Required work
The pictures stay out; all of the data is to be printed exactly.
(The input Opens)
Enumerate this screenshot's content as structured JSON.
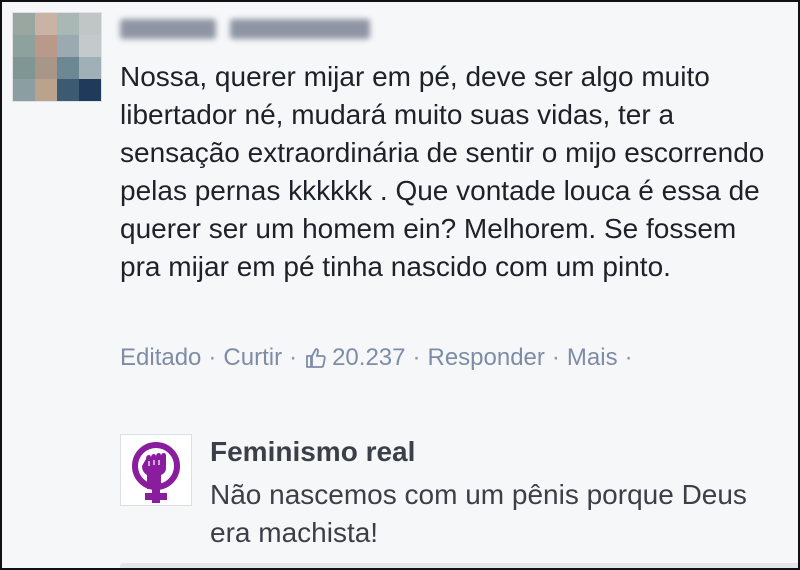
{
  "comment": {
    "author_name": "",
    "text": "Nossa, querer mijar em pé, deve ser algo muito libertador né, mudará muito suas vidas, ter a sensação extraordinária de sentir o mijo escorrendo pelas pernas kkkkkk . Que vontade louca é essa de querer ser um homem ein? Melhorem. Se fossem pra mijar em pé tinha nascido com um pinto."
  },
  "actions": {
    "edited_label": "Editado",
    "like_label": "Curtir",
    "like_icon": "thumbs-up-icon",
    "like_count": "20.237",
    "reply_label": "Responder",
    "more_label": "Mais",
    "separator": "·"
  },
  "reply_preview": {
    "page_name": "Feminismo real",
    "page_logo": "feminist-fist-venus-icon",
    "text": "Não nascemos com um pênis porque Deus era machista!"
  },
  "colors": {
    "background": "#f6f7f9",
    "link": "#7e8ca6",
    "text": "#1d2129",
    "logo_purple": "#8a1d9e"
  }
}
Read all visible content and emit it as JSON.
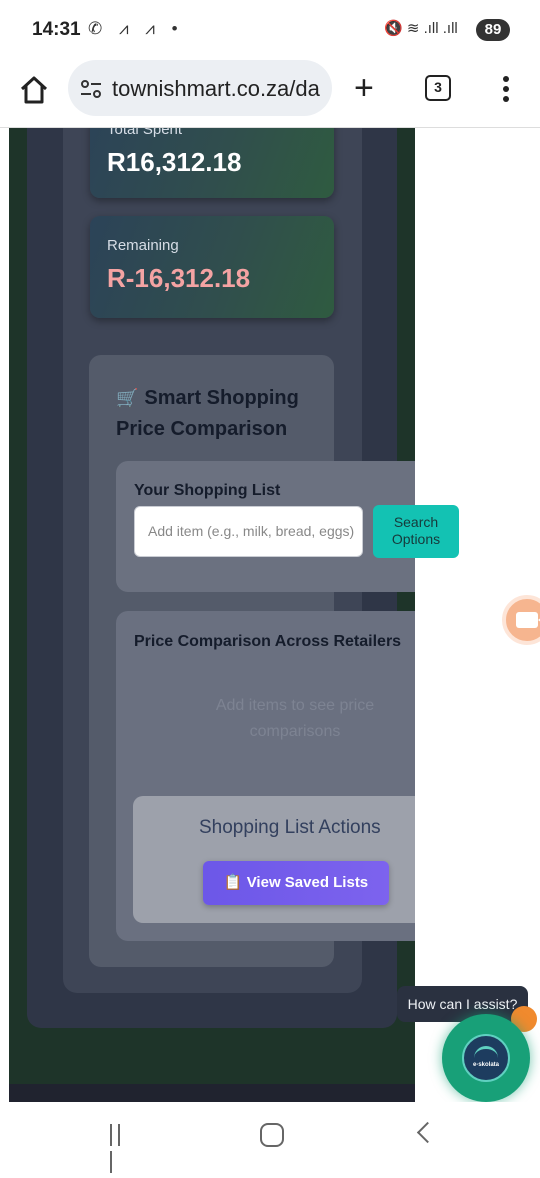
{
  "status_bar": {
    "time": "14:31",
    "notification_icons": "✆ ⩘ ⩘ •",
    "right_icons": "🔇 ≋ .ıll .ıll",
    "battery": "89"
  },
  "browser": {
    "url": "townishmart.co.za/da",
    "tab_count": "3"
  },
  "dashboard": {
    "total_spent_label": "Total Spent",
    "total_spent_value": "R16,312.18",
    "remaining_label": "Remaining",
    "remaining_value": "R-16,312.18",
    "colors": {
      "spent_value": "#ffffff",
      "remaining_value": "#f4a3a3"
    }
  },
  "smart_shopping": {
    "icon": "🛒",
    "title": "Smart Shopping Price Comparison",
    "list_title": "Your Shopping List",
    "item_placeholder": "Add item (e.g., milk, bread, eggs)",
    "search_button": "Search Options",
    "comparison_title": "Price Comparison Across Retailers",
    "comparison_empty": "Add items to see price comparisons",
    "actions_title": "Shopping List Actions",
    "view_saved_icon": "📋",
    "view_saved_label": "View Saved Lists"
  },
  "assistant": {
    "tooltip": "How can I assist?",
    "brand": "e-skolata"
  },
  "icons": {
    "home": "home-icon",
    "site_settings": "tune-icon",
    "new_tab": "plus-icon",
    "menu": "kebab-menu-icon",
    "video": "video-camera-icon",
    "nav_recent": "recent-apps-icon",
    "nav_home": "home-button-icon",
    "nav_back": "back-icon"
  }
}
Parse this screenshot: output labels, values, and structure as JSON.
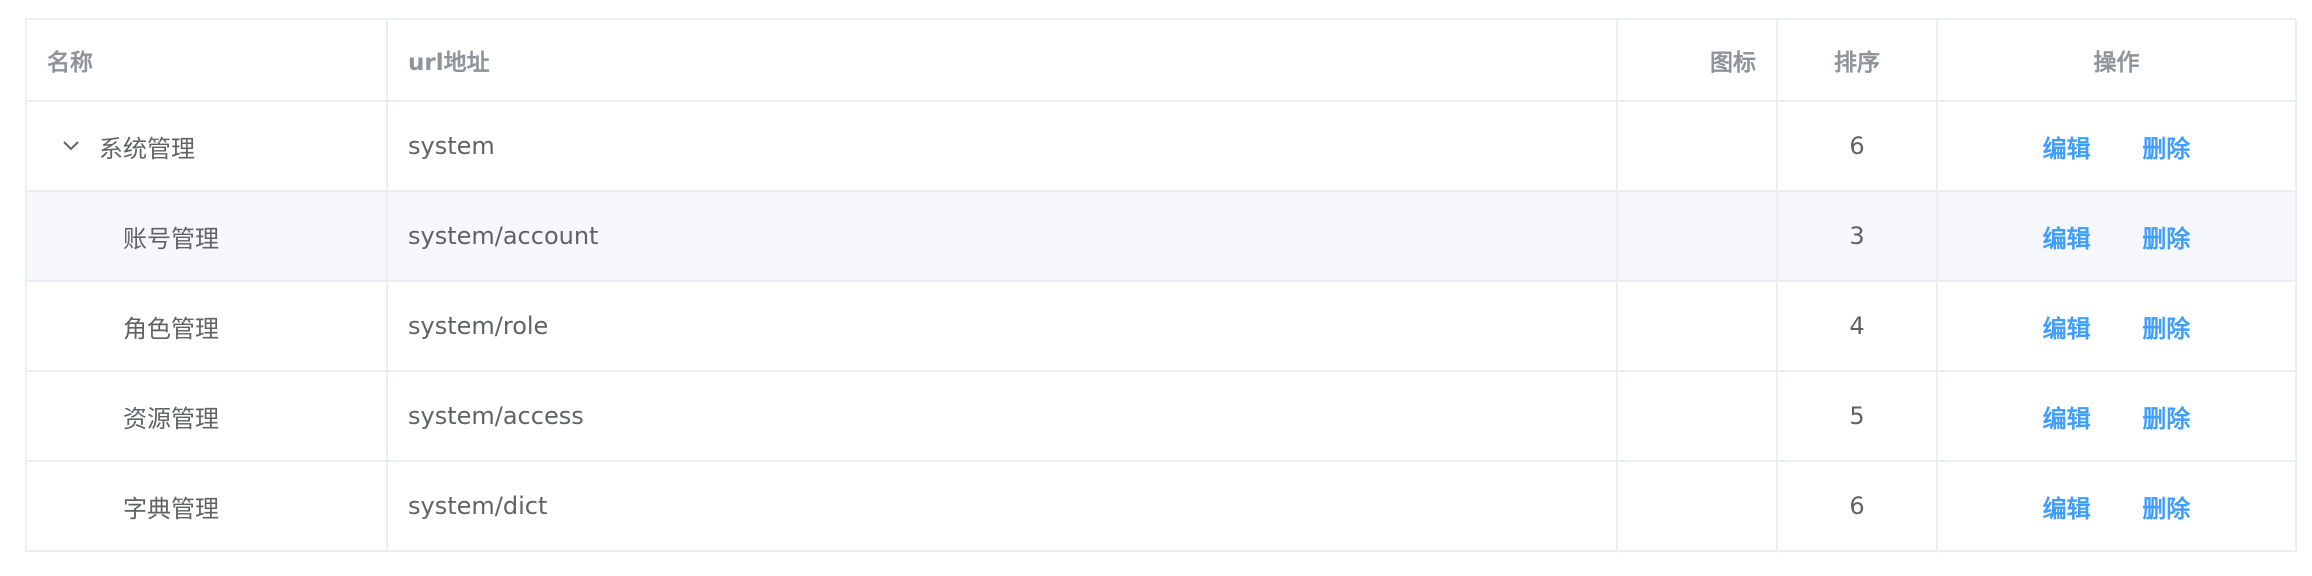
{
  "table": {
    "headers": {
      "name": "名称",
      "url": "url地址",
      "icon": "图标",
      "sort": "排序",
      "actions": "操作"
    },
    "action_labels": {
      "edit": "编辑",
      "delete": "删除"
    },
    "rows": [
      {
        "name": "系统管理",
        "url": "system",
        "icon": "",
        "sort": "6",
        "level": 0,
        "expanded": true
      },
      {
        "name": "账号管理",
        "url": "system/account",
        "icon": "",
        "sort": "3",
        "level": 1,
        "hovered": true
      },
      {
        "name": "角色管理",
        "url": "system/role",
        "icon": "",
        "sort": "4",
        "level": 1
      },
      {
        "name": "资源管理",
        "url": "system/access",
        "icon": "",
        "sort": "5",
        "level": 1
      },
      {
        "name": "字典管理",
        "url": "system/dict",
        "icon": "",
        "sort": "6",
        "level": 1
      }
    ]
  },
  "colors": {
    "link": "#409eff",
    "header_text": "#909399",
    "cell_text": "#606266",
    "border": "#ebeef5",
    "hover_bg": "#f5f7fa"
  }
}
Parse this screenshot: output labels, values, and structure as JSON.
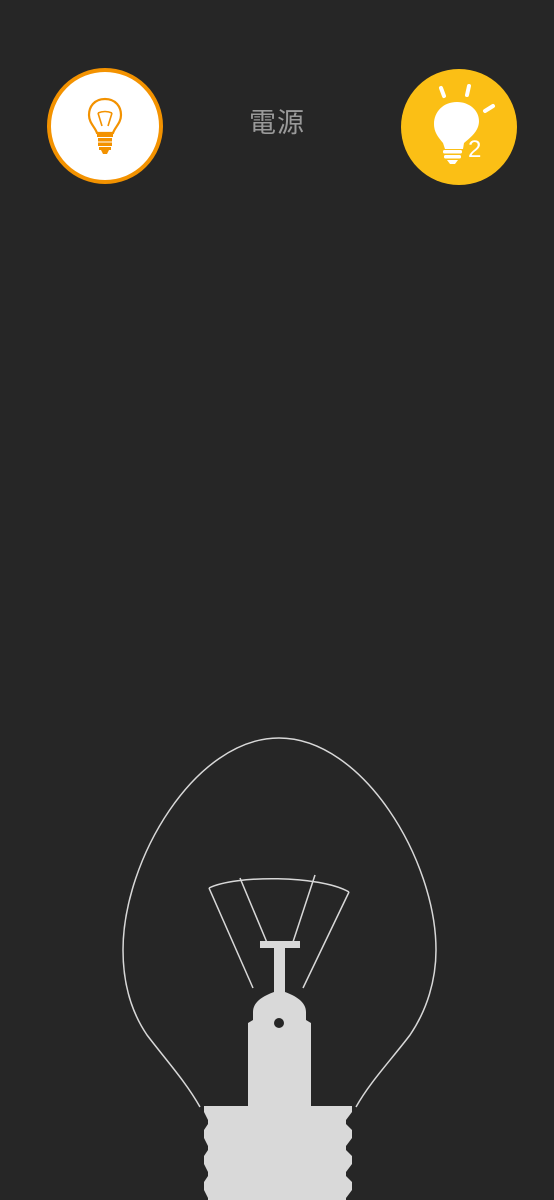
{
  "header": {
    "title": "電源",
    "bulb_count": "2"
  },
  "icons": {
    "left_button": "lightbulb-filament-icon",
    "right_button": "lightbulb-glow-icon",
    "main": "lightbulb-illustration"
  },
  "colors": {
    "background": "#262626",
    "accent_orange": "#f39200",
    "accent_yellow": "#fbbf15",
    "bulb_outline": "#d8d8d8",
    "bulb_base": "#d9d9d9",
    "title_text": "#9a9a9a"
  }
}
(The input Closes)
Response box
Enumerate this screenshot's content as structured JSON.
{
  "comment": {
    "author_name": "",
    "text": "Nossa, querer mijar em pé, deve ser algo muito libertador né, mudará muito suas vidas, ter a sensação extraordinária de sentir o mijo escorrendo pelas pernas kkkkkk . Que vontade louca é essa de querer ser um homem ein? Melhorem. Se fossem pra mijar em pé tinha nascido com um pinto."
  },
  "actions": {
    "edited_label": "Editado",
    "like_label": "Curtir",
    "like_icon": "thumbs-up-icon",
    "like_count": "20.237",
    "reply_label": "Responder",
    "more_label": "Mais",
    "separator": "·"
  },
  "reply_preview": {
    "page_name": "Feminismo real",
    "page_logo": "feminist-fist-venus-icon",
    "text": "Não nascemos com um pênis porque Deus era machista!"
  },
  "colors": {
    "background": "#f6f7f9",
    "link": "#7e8ca6",
    "text": "#1d2129",
    "logo_purple": "#8a1d9e"
  }
}
Read all visible content and emit it as JSON.
{
  "status_bar": {
    "time": "14:31",
    "notification_icons": "✆ ⩘ ⩘ •",
    "right_icons": "🔇 ≋ .ıll .ıll",
    "battery": "89"
  },
  "browser": {
    "url": "townishmart.co.za/da",
    "tab_count": "3"
  },
  "dashboard": {
    "total_spent_label": "Total Spent",
    "total_spent_value": "R16,312.18",
    "remaining_label": "Remaining",
    "remaining_value": "R-16,312.18",
    "colors": {
      "spent_value": "#ffffff",
      "remaining_value": "#f4a3a3"
    }
  },
  "smart_shopping": {
    "icon": "🛒",
    "title": "Smart Shopping Price Comparison",
    "list_title": "Your Shopping List",
    "item_placeholder": "Add item (e.g., milk, bread, eggs)",
    "search_button": "Search Options",
    "comparison_title": "Price Comparison Across Retailers",
    "comparison_empty": "Add items to see price comparisons",
    "actions_title": "Shopping List Actions",
    "view_saved_icon": "📋",
    "view_saved_label": "View Saved Lists"
  },
  "assistant": {
    "tooltip": "How can I assist?",
    "brand": "e-skolata"
  },
  "icons": {
    "home": "home-icon",
    "site_settings": "tune-icon",
    "new_tab": "plus-icon",
    "menu": "kebab-menu-icon",
    "video": "video-camera-icon",
    "nav_recent": "recent-apps-icon",
    "nav_home": "home-button-icon",
    "nav_back": "back-icon"
  }
}
Parse this screenshot: output labels, values, and structure as JSON.
{
  "table": {
    "headers": {
      "name": "名称",
      "url": "url地址",
      "icon": "图标",
      "sort": "排序",
      "actions": "操作"
    },
    "action_labels": {
      "edit": "编辑",
      "delete": "删除"
    },
    "rows": [
      {
        "name": "系统管理",
        "url": "system",
        "icon": "",
        "sort": "6",
        "level": 0,
        "expanded": true
      },
      {
        "name": "账号管理",
        "url": "system/account",
        "icon": "",
        "sort": "3",
        "level": 1,
        "hovered": true
      },
      {
        "name": "角色管理",
        "url": "system/role",
        "icon": "",
        "sort": "4",
        "level": 1
      },
      {
        "name": "资源管理",
        "url": "system/access",
        "icon": "",
        "sort": "5",
        "level": 1
      },
      {
        "name": "字典管理",
        "url": "system/dict",
        "icon": "",
        "sort": "6",
        "level": 1
      }
    ]
  },
  "colors": {
    "link": "#409eff",
    "header_text": "#909399",
    "cell_text": "#606266",
    "border": "#ebeef5",
    "hover_bg": "#f5f7fa"
  }
}
Parse this screenshot: output labels, values, and structure as JSON.
{
  "header": {
    "title": "電源",
    "bulb_count": "2"
  },
  "icons": {
    "left_button": "lightbulb-filament-icon",
    "right_button": "lightbulb-glow-icon",
    "main": "lightbulb-illustration"
  },
  "colors": {
    "background": "#262626",
    "accent_orange": "#f39200",
    "accent_yellow": "#fbbf15",
    "bulb_outline": "#d8d8d8",
    "bulb_base": "#d9d9d9",
    "title_text": "#9a9a9a"
  }
}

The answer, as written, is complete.